• [TASK BRIEF]
What you produce should be the lines from the line containing "Enumerate this screenshot's" through the last line below, both ends included, reproduced exactly and without pictures.

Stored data
###
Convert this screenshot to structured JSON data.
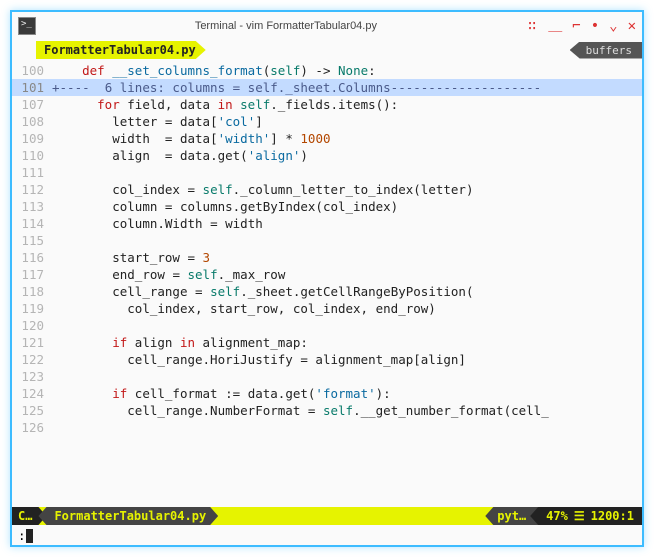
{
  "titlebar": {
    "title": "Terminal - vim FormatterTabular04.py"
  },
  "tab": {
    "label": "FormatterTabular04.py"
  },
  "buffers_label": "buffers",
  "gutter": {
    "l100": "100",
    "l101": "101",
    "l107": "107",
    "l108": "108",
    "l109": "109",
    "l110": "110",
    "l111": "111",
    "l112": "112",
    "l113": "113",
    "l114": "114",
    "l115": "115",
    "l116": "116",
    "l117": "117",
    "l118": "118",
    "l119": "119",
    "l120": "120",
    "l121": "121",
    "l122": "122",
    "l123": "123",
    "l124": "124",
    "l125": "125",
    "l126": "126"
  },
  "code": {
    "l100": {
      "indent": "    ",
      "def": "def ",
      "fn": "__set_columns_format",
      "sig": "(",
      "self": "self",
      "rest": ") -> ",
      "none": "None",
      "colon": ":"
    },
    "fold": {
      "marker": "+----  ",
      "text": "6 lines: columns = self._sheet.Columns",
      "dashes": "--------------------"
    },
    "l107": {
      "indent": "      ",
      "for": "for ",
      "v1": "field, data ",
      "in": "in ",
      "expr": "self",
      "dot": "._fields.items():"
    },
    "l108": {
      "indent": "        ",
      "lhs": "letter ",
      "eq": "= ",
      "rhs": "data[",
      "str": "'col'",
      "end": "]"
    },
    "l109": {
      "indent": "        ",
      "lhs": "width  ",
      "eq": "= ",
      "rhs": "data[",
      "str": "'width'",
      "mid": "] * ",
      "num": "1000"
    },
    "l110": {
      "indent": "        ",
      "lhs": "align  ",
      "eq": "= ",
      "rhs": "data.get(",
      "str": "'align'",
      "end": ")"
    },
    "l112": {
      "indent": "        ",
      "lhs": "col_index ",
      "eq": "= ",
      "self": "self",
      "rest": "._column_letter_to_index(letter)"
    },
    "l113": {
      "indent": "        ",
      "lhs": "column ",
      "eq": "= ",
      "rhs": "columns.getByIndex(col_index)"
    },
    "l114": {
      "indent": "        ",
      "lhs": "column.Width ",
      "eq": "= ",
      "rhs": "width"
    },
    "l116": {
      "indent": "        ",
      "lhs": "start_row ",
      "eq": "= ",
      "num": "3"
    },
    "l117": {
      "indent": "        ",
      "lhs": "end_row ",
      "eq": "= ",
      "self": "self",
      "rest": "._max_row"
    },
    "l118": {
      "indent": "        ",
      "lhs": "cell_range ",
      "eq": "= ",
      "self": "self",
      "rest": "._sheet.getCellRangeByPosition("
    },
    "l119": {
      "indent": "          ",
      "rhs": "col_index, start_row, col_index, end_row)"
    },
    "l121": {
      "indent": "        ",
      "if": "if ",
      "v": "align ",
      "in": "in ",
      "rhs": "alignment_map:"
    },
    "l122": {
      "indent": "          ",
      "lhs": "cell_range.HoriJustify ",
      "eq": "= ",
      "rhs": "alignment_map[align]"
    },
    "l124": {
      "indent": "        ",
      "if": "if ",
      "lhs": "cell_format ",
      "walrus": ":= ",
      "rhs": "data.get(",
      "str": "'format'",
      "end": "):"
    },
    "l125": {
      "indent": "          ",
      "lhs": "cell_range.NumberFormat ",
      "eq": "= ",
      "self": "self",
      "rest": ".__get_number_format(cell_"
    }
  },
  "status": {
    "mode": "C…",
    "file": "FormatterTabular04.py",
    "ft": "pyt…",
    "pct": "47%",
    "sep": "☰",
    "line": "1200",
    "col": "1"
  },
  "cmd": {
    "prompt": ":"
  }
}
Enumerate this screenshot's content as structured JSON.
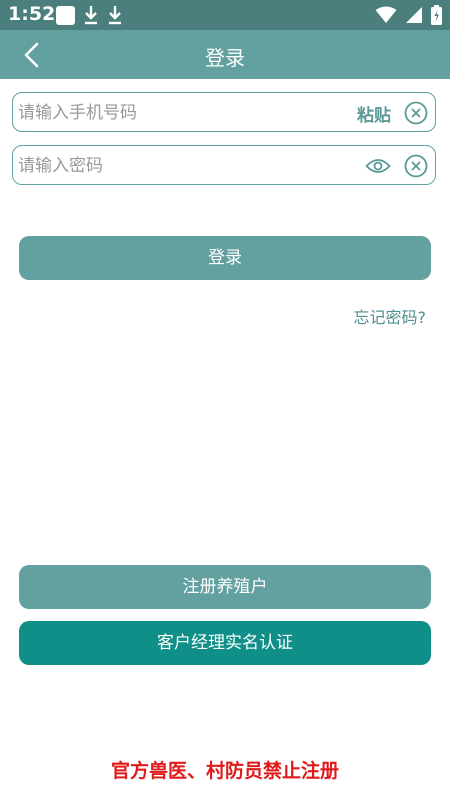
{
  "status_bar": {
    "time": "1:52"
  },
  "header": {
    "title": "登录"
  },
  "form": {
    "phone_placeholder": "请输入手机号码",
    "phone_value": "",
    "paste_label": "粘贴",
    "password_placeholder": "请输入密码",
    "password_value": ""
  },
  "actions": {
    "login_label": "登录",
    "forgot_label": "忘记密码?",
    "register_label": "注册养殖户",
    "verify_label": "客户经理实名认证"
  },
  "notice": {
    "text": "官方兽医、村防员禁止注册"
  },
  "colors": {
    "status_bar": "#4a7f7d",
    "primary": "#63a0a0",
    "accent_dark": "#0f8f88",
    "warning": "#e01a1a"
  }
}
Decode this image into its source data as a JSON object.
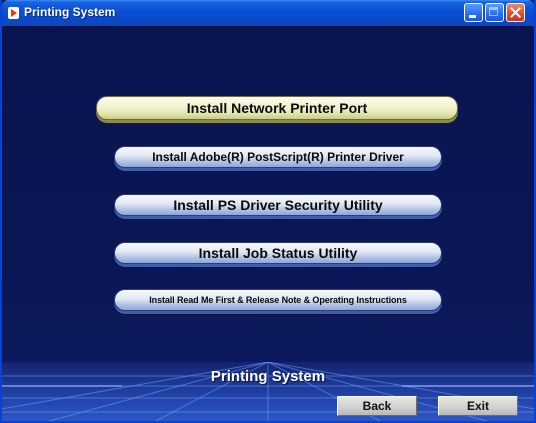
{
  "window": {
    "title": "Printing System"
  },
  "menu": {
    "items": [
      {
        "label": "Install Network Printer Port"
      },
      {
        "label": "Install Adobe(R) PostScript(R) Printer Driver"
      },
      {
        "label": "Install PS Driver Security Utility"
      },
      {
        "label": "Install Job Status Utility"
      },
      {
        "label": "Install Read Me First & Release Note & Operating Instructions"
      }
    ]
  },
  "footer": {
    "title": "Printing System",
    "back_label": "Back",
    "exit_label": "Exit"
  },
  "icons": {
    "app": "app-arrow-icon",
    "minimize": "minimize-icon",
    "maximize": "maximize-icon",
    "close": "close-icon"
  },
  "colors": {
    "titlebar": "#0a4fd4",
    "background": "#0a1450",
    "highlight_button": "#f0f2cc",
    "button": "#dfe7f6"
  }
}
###
• [ANSWER TO THIS EXERCISE]
Enumerate this screenshot's content as structured JSON.
{
  "status_bar": {
    "time": "1:52"
  },
  "header": {
    "title": "登录"
  },
  "form": {
    "phone_placeholder": "请输入手机号码",
    "phone_value": "",
    "paste_label": "粘贴",
    "password_placeholder": "请输入密码",
    "password_value": ""
  },
  "actions": {
    "login_label": "登录",
    "forgot_label": "忘记密码?",
    "register_label": "注册养殖户",
    "verify_label": "客户经理实名认证"
  },
  "notice": {
    "text": "官方兽医、村防员禁止注册"
  },
  "colors": {
    "status_bar": "#4a7f7d",
    "primary": "#63a0a0",
    "accent_dark": "#0f8f88",
    "warning": "#e01a1a"
  }
}
Decode this image into its source data as a JSON object.
{
  "window": {
    "title": "Printing System"
  },
  "menu": {
    "items": [
      {
        "label": "Install Network Printer Port"
      },
      {
        "label": "Install Adobe(R) PostScript(R) Printer Driver"
      },
      {
        "label": "Install PS Driver Security Utility"
      },
      {
        "label": "Install Job Status Utility"
      },
      {
        "label": "Install Read Me First & Release Note & Operating Instructions"
      }
    ]
  },
  "footer": {
    "title": "Printing System",
    "back_label": "Back",
    "exit_label": "Exit"
  },
  "icons": {
    "app": "app-arrow-icon",
    "minimize": "minimize-icon",
    "maximize": "maximize-icon",
    "close": "close-icon"
  },
  "colors": {
    "titlebar": "#0a4fd4",
    "background": "#0a1450",
    "highlight_button": "#f0f2cc",
    "button": "#dfe7f6"
  }
}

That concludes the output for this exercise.